[Start of section]

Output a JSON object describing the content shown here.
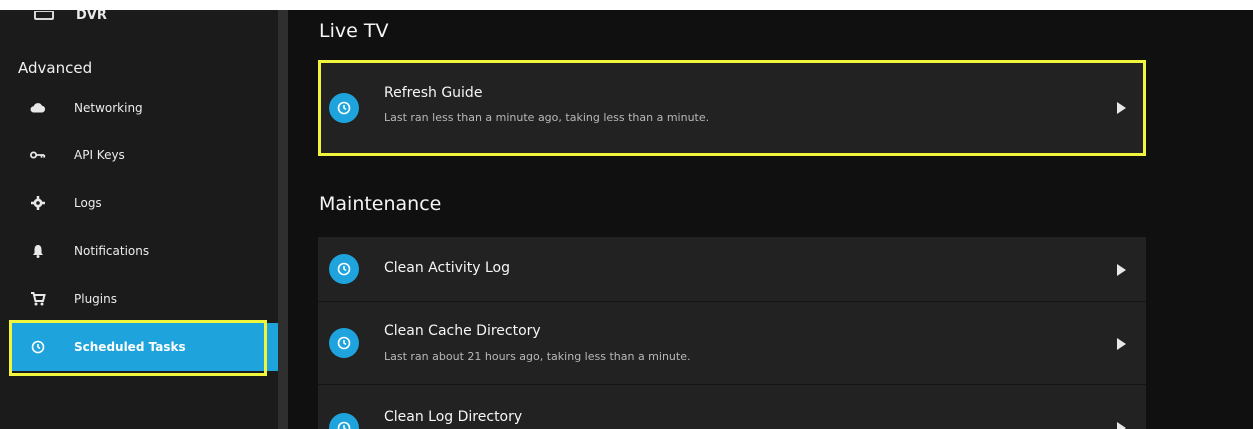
{
  "sidebar": {
    "top_item": {
      "label": "DVR",
      "icon": "dvr-icon"
    },
    "section_label": "Advanced",
    "items": [
      {
        "label": "Networking",
        "icon": "cloud-icon"
      },
      {
        "label": "API Keys",
        "icon": "key-icon"
      },
      {
        "label": "Logs",
        "icon": "gear-icon"
      },
      {
        "label": "Notifications",
        "icon": "bell-icon"
      },
      {
        "label": "Plugins",
        "icon": "cart-icon"
      },
      {
        "label": "Scheduled Tasks",
        "icon": "clock-icon",
        "active": true
      }
    ]
  },
  "main": {
    "sections": [
      {
        "title": "Live TV",
        "tasks": [
          {
            "name": "Refresh Guide",
            "status": "Last ran less than a minute ago, taking less than a minute."
          }
        ]
      },
      {
        "title": "Maintenance",
        "tasks": [
          {
            "name": "Clean Activity Log",
            "status": ""
          },
          {
            "name": "Clean Cache Directory",
            "status": "Last ran about 21 hours ago, taking less than a minute."
          },
          {
            "name": "Clean Log Directory",
            "status": ""
          }
        ]
      }
    ]
  },
  "colors": {
    "accent": "#1ea3dc",
    "highlight": "#f1f53c",
    "sidebar_bg": "#1b1b1b",
    "main_bg": "#101010",
    "card_bg": "#222222"
  }
}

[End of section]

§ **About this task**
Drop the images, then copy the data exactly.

§ **Response**
Output a JSON object describing the content shown here.
{
  "sidebar": {
    "top_item": {
      "label": "DVR",
      "icon": "dvr-icon"
    },
    "section_label": "Advanced",
    "items": [
      {
        "label": "Networking",
        "icon": "cloud-icon"
      },
      {
        "label": "API Keys",
        "icon": "key-icon"
      },
      {
        "label": "Logs",
        "icon": "gear-icon"
      },
      {
        "label": "Notifications",
        "icon": "bell-icon"
      },
      {
        "label": "Plugins",
        "icon": "cart-icon"
      },
      {
        "label": "Scheduled Tasks",
        "icon": "clock-icon",
        "active": true
      }
    ]
  },
  "main": {
    "sections": [
      {
        "title": "Live TV",
        "tasks": [
          {
            "name": "Refresh Guide",
            "status": "Last ran less than a minute ago, taking less than a minute."
          }
        ]
      },
      {
        "title": "Maintenance",
        "tasks": [
          {
            "name": "Clean Activity Log",
            "status": ""
          },
          {
            "name": "Clean Cache Directory",
            "status": "Last ran about 21 hours ago, taking less than a minute."
          },
          {
            "name": "Clean Log Directory",
            "status": ""
          }
        ]
      }
    ]
  },
  "colors": {
    "accent": "#1ea3dc",
    "highlight": "#f1f53c",
    "sidebar_bg": "#1b1b1b",
    "main_bg": "#101010",
    "card_bg": "#222222"
  }
}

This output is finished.